With its sense of the modern city as a bleak totality dedicated to the erasure of the past, The Decalogue powerfully evokes the last, dispirited days of Polish communism. Populated by a gallery of unfaithful spouses and unhappy children, the movie is programmatically apolitical. Still, there's an egalitarian aspect to the various characters—cabbies, doctors, clerks, professors—all living in the same drab apartment complex. (We might call it a common condition.) Typically, Kieslowski (1941-96) maintained that he deliberately chose Warsaw's "most beautiful housing estate" as his location, adding, "You can imagine what the others are like."
Though it runs 10 hours in length (which the Varsity is programming in two-episode packages), The Decalogue is an intimate work—characterized by relatively few establishing shots and an abundance of close-ups. The superb cast, which constitutes a virtual who's-who of Polish movie acting, is primed to dramatize psychological anguish. (The quintessential mood piece is Part III's Christmas Eve bummer illustrating the commandment to honor the Sabbath.) Although Part I is a cruel gloss on the story of Abraham and Isaac, Kieslowski's spirituality seems one without God. Rather than grace, the mundane world is charged with mysterious coincidences, miraculous recoveries, free-floating identities, and terrible passions. The two central stories—dealing respectively with murder (Part V) and adultery (Part VI)—were also released as stand-alone features (A Short Film About Killing and A Short Film About Love), and together they represent the apex of Kieslowski's filmmaking.
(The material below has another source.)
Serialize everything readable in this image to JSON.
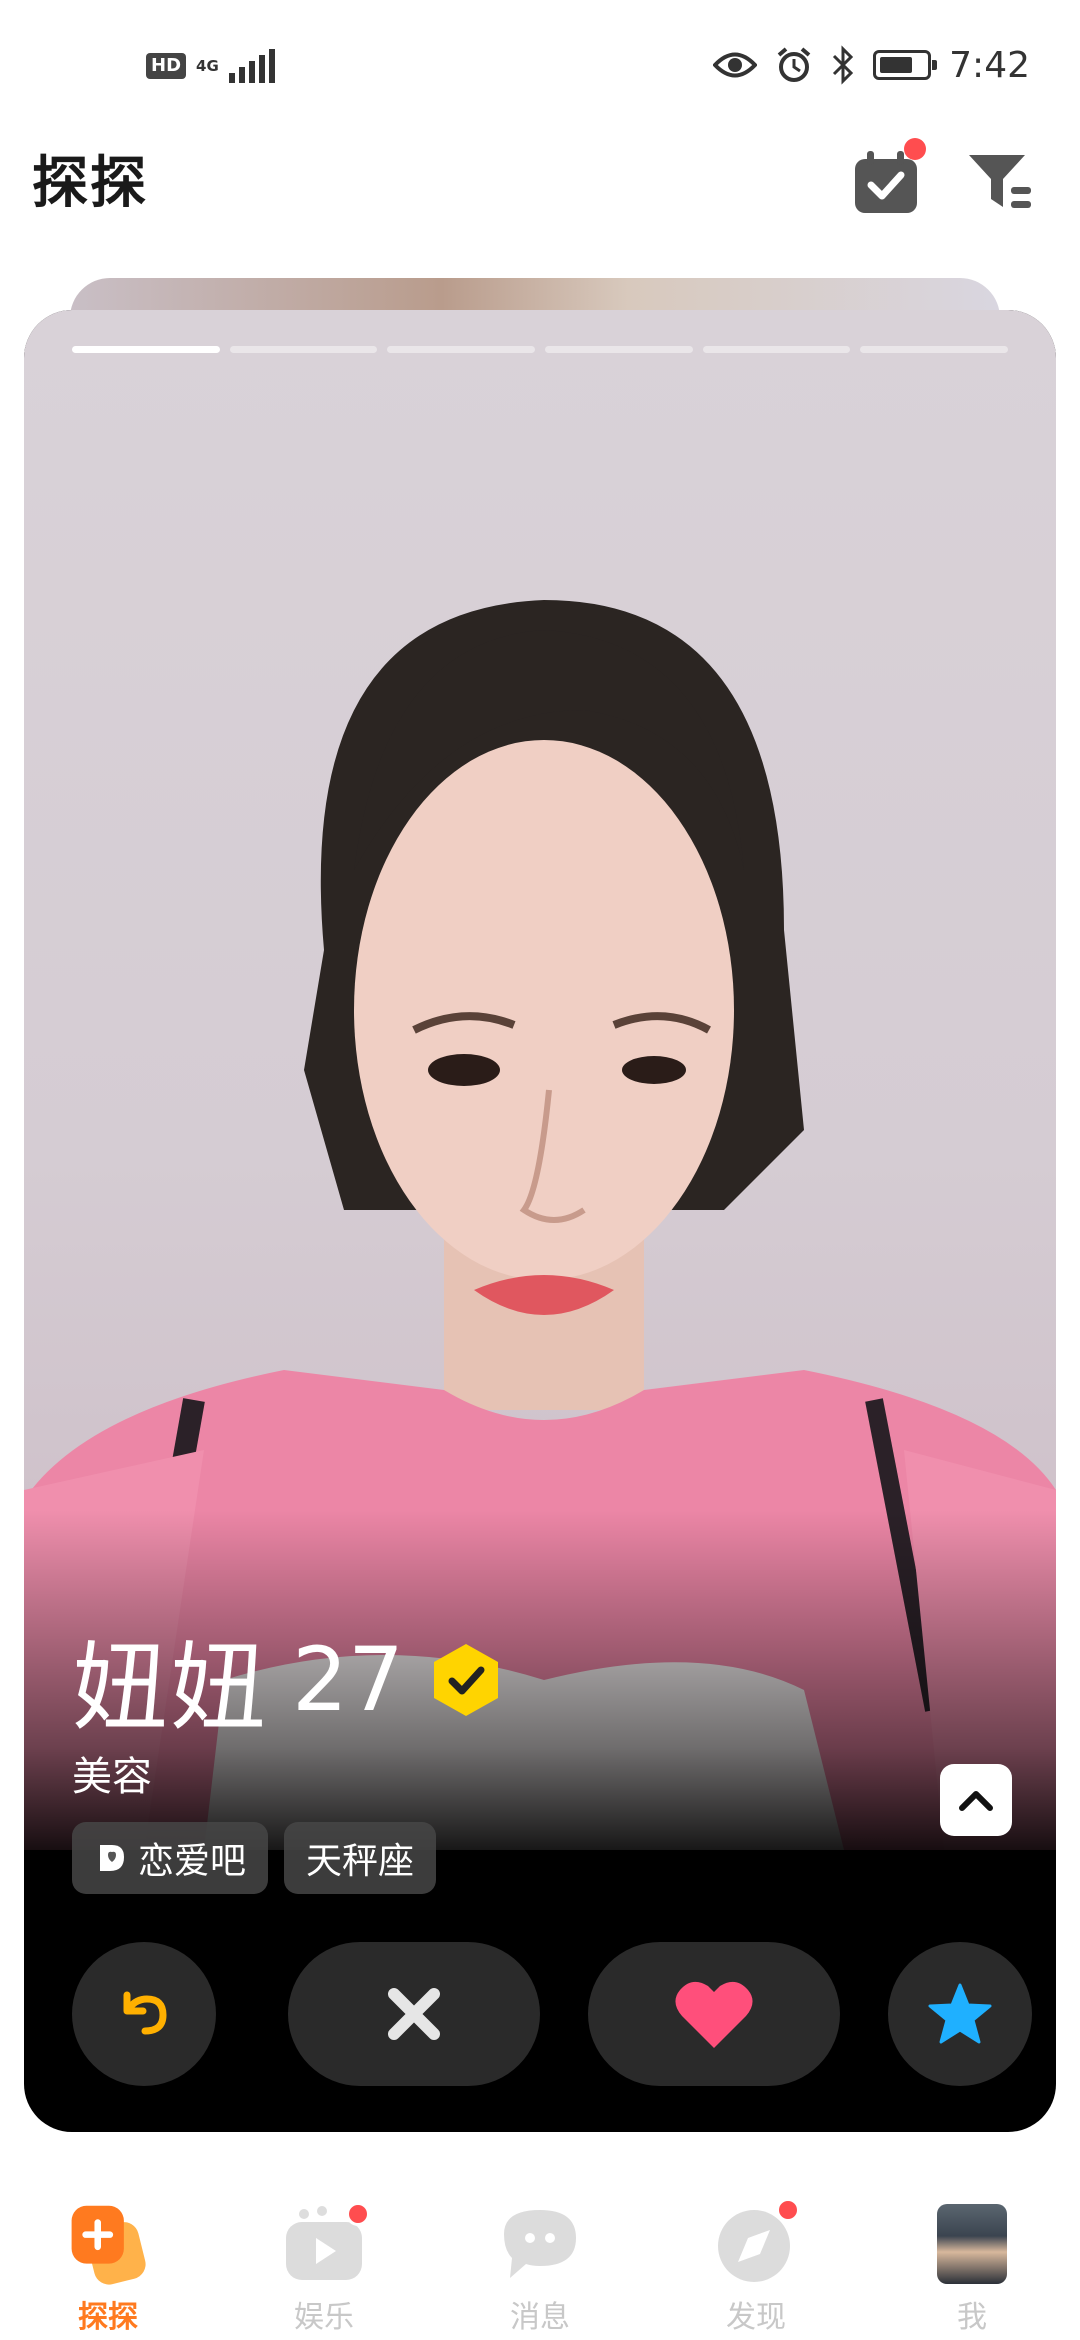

As the episodes echo one another in unexpected ways, each provides a complex ethical conundrum. (The most extreme balances a horrendous, senseless killing with an excruciating, planned execution.) Given the overall emphasis on role-reversal and paradox, it makes sense that Kieslowski's closing episode—a dark comedy in which two brothers attempt to cope with the legacy that is their late father's stamp collection—would mock the vanity of a life project as well as the very idea of completing a series.